This is a major reason I try to simply take it a day at a time. When I think about my future, I don’t think about my ostomy. I’m not sure if it’s a good or a bad thing. I think it’s good because I’ve never wanted it to consume my life to the point that it’s all I think about and it’s a constant, painful reminder of how my normal compares to other people’s interpretation of normal. The fact that I don’t automatically think about it when I picture the future makes me feel I am holding to that. But I also realize that when I do consciously think about having an ostomy for the rest of my life, it still hits me kind of hard. It’s almost like there’s still this small part of me hoping that one day I would no longer have it. (Trust me, though, there’s nothing left in there. It’s not going anywhere!)

Even so… while it may be difficult imagining the rest of life with an ostomy bag, I will always be thankful for it and how much it has changed my life. The past 4 years have absolutely been some of the best of my life and I am so thankful that my ostomy has allowed me to live it much more fully than I had been previously. So I guess here’s to the next 4 or 40 or 400 years with an ostomy!

The Stolen Colon turns 4

It was 4 years ago today when I started The Stolen Colon. At the time, I was dealing with some really severe Crohn’s disease symptoms and I wasn’t even sure yet what I was going to do as far as surgery or treatment or anything. I say I wasn’t sure, but really, I think I knew surgery was inevitable, but I wasn’t able to fully admit that quite yet. (I mean, why else would I call my blog “The Stolen Colon” if I didn’t know what was coming??) I remember after leaving the consult with my surgeon to set up the surgery, I asked him how soon I needed to let him know if I wanted to cancel so as to not mess up his schedule too much. I knew I wasn’t going to cancel, but knowing that I wasn’t 100% committed just yet gave me a little peace of mind.

I started this blog because I was scared. I was scared of the surgery and what having an ostomy bag would mean for my relationship, my self-esteem, and just my life from that point on. I can’t remember the particular moment that I decided I wanted to start a blog, but I remember searching for people who had been through this surgery before me. I found a few brave individuals out there who were sharing their stories and I will always be grateful for them. But even then, I didn’t find enough. I remember thinking, “If I have to go through all of this, I at least want it to be helpful to someone else.”

the stolen colon blog post ileostomy crohn's disease inflammatory bowel ulcerative colitis stephanie hughes

I felt very alone during this time. I felt like no one could understand what I was going through and the decision I was having to make. So I started writing about it. It was partly to help myself process everything, and partly because I didn’t want other people to feel as alone as I did. I had no idea at the time the world it would open up to me.

My first post was titled: The blog I didn’t want to write. And that still rings true. I never wanted any of this. I never wanted to be “that girl who blogs about her ostomy.” But in doing so, I realized how many other people could understand what I was going through and had dealt with the same uncertainties I had.

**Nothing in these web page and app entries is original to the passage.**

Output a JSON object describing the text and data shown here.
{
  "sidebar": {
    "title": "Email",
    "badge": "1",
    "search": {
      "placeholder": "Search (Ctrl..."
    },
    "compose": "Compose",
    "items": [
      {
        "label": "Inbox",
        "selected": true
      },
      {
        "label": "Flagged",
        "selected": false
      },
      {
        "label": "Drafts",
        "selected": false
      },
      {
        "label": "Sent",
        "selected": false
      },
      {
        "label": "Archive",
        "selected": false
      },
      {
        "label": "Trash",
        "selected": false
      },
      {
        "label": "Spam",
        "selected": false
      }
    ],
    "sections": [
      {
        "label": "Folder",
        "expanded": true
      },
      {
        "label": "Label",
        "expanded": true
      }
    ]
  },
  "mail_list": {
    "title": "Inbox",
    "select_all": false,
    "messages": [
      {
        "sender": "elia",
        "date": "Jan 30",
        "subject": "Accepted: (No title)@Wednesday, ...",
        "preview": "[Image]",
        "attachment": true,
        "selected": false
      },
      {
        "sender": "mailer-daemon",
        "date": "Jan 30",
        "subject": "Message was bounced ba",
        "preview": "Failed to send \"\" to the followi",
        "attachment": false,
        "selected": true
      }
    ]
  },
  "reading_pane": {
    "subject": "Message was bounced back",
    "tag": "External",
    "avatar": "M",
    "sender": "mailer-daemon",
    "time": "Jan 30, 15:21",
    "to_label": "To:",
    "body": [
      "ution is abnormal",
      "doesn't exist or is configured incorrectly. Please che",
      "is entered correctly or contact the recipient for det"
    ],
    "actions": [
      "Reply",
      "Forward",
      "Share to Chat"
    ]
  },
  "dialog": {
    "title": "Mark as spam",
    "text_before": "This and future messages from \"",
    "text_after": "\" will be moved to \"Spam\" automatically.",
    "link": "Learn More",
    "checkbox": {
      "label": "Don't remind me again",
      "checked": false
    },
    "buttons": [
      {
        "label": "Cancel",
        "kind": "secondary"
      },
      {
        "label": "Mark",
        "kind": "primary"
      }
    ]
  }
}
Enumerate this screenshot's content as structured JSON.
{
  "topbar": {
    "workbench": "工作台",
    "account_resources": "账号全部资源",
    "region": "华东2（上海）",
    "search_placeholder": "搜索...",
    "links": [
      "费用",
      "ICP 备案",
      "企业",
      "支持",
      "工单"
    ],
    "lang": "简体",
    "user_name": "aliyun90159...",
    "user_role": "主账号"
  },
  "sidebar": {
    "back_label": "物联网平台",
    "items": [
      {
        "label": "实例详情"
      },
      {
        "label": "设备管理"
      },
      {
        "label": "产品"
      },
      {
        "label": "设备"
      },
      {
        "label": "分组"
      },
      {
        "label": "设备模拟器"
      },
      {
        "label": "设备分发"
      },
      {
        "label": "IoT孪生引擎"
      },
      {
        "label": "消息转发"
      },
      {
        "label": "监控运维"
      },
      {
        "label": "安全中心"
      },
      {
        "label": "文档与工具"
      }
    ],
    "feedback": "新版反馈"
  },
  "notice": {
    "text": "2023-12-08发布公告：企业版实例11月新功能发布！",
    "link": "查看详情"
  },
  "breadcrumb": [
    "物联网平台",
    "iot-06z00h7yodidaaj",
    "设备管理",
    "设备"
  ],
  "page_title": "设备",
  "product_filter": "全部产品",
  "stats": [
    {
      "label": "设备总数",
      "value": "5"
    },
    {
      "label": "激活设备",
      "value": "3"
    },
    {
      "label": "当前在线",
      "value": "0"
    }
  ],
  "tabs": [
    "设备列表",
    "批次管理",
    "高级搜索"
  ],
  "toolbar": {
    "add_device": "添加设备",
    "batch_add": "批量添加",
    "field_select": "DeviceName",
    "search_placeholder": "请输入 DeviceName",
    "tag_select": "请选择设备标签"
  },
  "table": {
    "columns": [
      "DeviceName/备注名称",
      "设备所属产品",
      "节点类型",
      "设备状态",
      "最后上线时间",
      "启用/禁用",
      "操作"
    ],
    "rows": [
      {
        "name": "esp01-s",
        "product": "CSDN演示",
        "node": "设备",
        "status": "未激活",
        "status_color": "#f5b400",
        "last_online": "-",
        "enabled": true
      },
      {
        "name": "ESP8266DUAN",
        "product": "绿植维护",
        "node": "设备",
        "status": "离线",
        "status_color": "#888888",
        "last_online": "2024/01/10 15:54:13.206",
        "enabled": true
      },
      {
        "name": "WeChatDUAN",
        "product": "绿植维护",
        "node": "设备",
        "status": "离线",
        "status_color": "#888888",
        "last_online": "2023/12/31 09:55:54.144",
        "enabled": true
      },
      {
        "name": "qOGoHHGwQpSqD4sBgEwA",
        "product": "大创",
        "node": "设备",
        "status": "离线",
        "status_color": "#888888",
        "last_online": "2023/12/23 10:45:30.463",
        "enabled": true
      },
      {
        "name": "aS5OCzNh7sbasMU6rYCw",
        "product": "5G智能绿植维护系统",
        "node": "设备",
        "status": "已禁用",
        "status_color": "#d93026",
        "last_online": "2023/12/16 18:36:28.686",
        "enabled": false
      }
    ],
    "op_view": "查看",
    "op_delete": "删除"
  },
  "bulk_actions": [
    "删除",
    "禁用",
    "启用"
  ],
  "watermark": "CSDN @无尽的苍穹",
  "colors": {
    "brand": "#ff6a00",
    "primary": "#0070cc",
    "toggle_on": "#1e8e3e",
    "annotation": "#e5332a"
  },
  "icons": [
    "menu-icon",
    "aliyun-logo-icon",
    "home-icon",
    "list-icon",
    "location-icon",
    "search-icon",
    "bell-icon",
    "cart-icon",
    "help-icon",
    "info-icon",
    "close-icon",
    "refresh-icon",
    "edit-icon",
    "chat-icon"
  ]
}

You may also notice that I focused on Crohn’s disease in that first post, because that’s what I knew and what I was already comfortable with. I don’t know that I had much to say about ostomies at the time other than I didn’t want one! It’s amazing to think about how much has changed in just 4 years.

By starting The Stolen Colon, I have been given an opportunity to use what I have learned and experienced and help others not feel the same way I did when I was going through with my surgery. I am so happy that there are many more advocates writing and talking today, and there is a much bigger support network for those living with an ostomy. And while I may not have wanted this, I am glad for where starting this blog has led me to today. And I look forward to where it will go from here.